The late Teachers College adult learning theorist Jack Mezirow believed that truly transformative career changes result from “disorienting dilemmas” that prompt people to critically reassess their deepest assumptions and explore new roles and relationships.
Jason Mazeski, an instructor and curriculum designer for the New York Police Department’s Counterterrorism Training Section, studied Mezirow’s theories as a master’s degree student at the State University of New York at Buffalo, and he believes the NYPD currently is in the midst of its own disorienting dilemma.
“There’s a growing rift between the community and the police,” says Mazeski, who in 2017 received SUNY Buffalo’s Adult Education Award for his efforts to expel bias and culturally motivated profiling techniques from the counterterrorism-training curriculum. “The department’s training conveys the negative connotation of bias, but there’s little attempt to get officers to understand that implicit bias is something that happens to everyone, and that it doesn’t mean you’re a bad person.”
This past June, hoping to equip his fellow officers with a more “metacognitive” effort to understand their own attitudes and assumptions, Mazeski enrolled as a doctoral student in the Adult Education Guided Intensive Study (AEGIS) program that Mezirow founded at TC in 1982.
I think there’s a great opportunity for academia to help law enforcement training change from a primarily behavioral program to one that creates better people through transformative learning experience. Change in behavior is certainly warranted, but change in personality and thinking is what we should be striving for.

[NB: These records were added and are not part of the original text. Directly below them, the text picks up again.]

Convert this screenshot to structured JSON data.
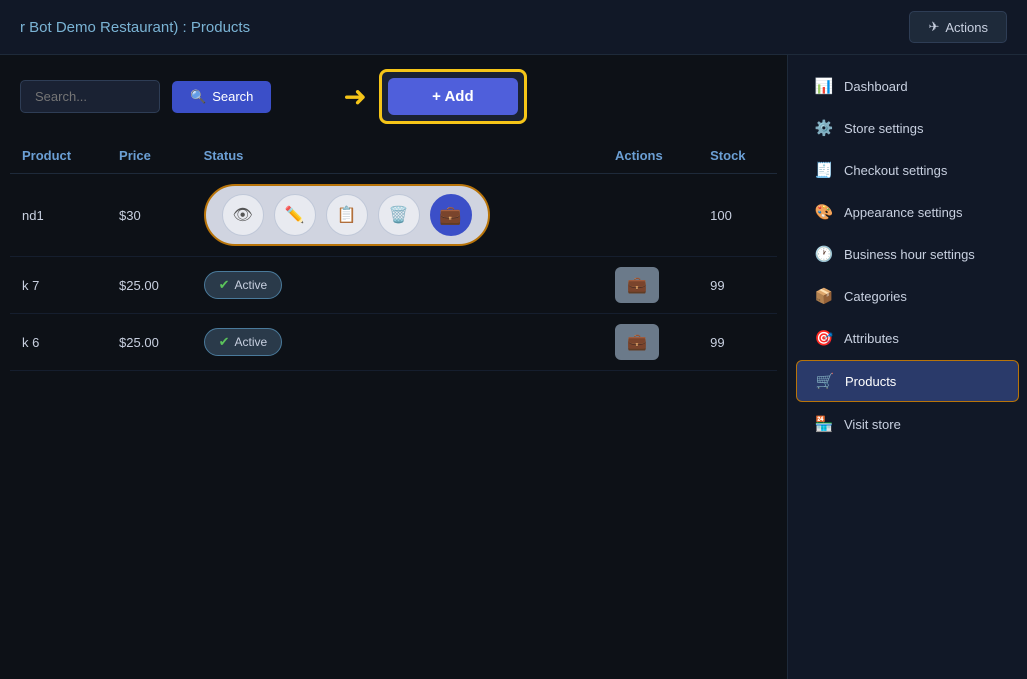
{
  "header": {
    "title": "r Bot Demo Restaurant) : Products",
    "actions_label": "Actions"
  },
  "toolbar": {
    "search_placeholder": "Search...",
    "search_label": "Search",
    "add_label": "+ Add"
  },
  "table": {
    "columns": [
      "Product",
      "Price",
      "Status",
      "Actions",
      "Stock"
    ],
    "rows": [
      {
        "id": "row1",
        "product": "nd1",
        "price": "$30",
        "status": "expanded_actions",
        "stock": "100"
      },
      {
        "id": "row2",
        "product": "k 7",
        "price": "$25.00",
        "status": "Active",
        "stock": "99"
      },
      {
        "id": "row3",
        "product": "k 6",
        "price": "$25.00",
        "status": "Active",
        "stock": "99"
      }
    ]
  },
  "sidebar": {
    "items": [
      {
        "id": "dashboard",
        "label": "Dashboard",
        "icon": "📊"
      },
      {
        "id": "store-settings",
        "label": "Store settings",
        "icon": "⚙️"
      },
      {
        "id": "checkout-settings",
        "label": "Checkout settings",
        "icon": "🧾"
      },
      {
        "id": "appearance-settings",
        "label": "Appearance settings",
        "icon": "🎨"
      },
      {
        "id": "business-hours",
        "label": "Business hour settings",
        "icon": "🕐"
      },
      {
        "id": "categories",
        "label": "Categories",
        "icon": "📦"
      },
      {
        "id": "attributes",
        "label": "Attributes",
        "icon": "🎯"
      },
      {
        "id": "products",
        "label": "Products",
        "icon": "🛒",
        "active": true
      },
      {
        "id": "visit-store",
        "label": "Visit store",
        "icon": "🏪"
      }
    ]
  }
}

“I think there’s a great opportunity for academia to help law enforcement training change from a primarily behavioral program to one that creates better people through transformative learning experience,” he says. “Change in behavior is certainly warranted, but change in personality and thinking is what we should be striving for.”
Mazeski says he’s thrilled to be in the program that Mezirow created, and to be working with faculty members such as Terrence Maltbia, Victoria Marsick and Lyle Yorks, whose work he’s read. At the same time, studying at TC hasn’t always been the easiest of pathways. His employer might have been a bit more enthusiastic and supportive, he concedes, had he pursued a doctorate in something more directly law enforcement-related – though ultimately he’s hopeful that the department will recognize the potential applications of theories by Mezirow, John Dewey and Paulo Freire. And at TC, just as on the force itself, he has sometimes run into people who are guided less by evidence than assumptions – in this case, about police officers.
“There are biases toward police officers just as there are biases toward people based on color, gender and sexual orientation,” he says. “It’s easy to focus on the officer on the ground who upholds laws and inequities – which are real – but there needs to be a broader dialogue. Having a preconceived notion of anyone – racially, culturally – puts us in a really bad place as a society.”
There are biases toward police officers just as there are biases toward people based on color, gender and sexual orientation. There needs to be a broader dialogue. Having a preconceived notion of anyone – racially, culturally – puts us in a really bad place as a society.
Mazeski absorbed that broadminded view in part from his father, who was an elevator mechanic with the New York City housing authority.
“He saw the differences in living accommodations in public housing compared with private buildings,” he says. “It made him aware of what people struggle with, and the different resources they have.”
Mazeski has been through some disorienting dilemmas of his own. Initially he joined the force as a transit cop, but switched to counter-terrorism after a two-year detail at the 9/11 memorial site.
“There were so many people coming every day with so much emotion,” he recalls.
Then about six years ago, an older friend on the force retired, found himself without purpose or direction, and ultimately took his own life.
“It really made me think about how I could make a more impactful change on the force and on myself, so that we understand that there’s more to life than law enforcement,” he says.
Teachers College has given him some answers, he says. “I’m really looking forward to the opportunity to bring some of this back to the law enforcement community, because it’s desperately needed.”